True, house prices have been rising across the USA since the housing bubble burst. But the “recovery” has not been equal across income levels. The wealthiest Americans are doing quite well, but America’s middle class has not recovered.
Something happened in late 2008 that has skewed the recovery towards the wealthiest Americans. In part, it was the massive ,monetary intervention policies of The Federal Reserve. In addition, there has been a philosophy in Washington DC of managing the economy through regulation and non-growth policies.

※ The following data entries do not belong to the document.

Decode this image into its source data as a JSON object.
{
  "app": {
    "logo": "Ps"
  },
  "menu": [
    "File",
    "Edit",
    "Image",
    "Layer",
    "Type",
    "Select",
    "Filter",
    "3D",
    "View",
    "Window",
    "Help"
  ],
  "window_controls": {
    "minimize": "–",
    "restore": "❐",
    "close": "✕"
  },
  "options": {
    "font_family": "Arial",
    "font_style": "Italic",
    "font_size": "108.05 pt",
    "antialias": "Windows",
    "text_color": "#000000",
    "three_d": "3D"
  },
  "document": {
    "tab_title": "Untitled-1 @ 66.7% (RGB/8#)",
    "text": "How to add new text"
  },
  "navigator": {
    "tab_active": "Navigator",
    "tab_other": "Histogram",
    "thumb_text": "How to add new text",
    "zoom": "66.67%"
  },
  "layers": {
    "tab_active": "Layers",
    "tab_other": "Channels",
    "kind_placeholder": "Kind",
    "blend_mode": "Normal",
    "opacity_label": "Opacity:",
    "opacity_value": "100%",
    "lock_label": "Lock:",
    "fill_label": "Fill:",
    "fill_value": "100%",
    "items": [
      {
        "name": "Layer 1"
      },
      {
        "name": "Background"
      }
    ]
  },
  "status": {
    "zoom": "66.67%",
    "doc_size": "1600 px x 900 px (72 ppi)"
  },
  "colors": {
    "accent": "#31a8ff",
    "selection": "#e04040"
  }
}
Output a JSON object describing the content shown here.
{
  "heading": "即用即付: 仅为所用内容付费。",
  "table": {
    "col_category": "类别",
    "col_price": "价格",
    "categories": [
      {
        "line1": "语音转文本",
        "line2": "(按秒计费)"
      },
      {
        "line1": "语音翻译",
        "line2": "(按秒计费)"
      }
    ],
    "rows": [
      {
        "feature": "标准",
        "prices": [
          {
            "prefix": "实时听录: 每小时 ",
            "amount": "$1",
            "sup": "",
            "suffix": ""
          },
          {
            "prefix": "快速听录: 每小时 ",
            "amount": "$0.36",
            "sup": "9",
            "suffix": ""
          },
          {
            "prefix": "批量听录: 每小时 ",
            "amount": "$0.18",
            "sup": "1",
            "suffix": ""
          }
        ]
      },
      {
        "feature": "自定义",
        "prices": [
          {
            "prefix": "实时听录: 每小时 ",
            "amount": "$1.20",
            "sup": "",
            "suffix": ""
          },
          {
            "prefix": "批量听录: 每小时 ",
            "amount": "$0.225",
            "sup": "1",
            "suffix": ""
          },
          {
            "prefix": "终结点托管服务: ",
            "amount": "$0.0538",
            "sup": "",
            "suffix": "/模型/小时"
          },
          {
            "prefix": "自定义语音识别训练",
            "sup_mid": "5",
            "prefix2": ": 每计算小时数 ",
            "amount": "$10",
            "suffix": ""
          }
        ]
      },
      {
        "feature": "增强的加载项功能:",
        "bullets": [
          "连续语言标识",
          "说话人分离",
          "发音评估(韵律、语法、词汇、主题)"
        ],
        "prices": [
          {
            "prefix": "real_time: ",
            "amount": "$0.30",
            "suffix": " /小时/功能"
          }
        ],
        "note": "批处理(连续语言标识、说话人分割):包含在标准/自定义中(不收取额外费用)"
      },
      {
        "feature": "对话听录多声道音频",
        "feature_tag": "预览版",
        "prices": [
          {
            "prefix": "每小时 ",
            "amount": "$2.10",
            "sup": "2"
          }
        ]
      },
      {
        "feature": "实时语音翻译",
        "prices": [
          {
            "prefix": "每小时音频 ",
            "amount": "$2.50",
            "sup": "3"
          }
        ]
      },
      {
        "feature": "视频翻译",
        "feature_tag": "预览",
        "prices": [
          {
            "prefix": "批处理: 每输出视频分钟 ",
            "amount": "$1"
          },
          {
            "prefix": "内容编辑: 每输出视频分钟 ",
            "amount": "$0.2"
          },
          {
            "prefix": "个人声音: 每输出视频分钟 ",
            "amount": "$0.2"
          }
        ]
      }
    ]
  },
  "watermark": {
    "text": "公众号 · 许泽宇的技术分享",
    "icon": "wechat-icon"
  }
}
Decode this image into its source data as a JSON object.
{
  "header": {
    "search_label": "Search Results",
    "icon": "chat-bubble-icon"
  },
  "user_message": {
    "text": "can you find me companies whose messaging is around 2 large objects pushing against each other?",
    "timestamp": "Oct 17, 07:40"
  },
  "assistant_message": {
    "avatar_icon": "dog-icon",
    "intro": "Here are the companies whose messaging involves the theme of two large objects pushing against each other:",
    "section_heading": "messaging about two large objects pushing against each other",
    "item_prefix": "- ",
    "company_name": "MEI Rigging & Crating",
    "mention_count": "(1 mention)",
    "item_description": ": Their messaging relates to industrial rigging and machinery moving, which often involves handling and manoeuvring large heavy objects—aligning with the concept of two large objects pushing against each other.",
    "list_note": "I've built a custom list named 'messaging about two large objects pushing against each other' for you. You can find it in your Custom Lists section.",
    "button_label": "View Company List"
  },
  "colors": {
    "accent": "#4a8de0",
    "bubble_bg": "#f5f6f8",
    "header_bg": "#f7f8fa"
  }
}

For example. the Brookings Institute has a study documenting the decline in business start-ups.
The result of The Fed’s massive intervention in financial markets coupled with government policies favoring one group versus another (see George Stigler’s regulatory capture) has resulted in corporate profits after tax growing substantially since 2009 while wage growth is less than half of corporate profit growth.
As you can see in the above chart, hourly wage growth is less than half of what is was in 2007 while corporate profit growth is over twice that of hourly wage growth … and substantially higher than it was in 2007.
The result has been malaise in mortgage purchase applications.
While the housing market has improved in terms of price, it has been a slow recovery for the middle class.
But as a consolation prize, the middle class can be a “Lebowski Achiever.”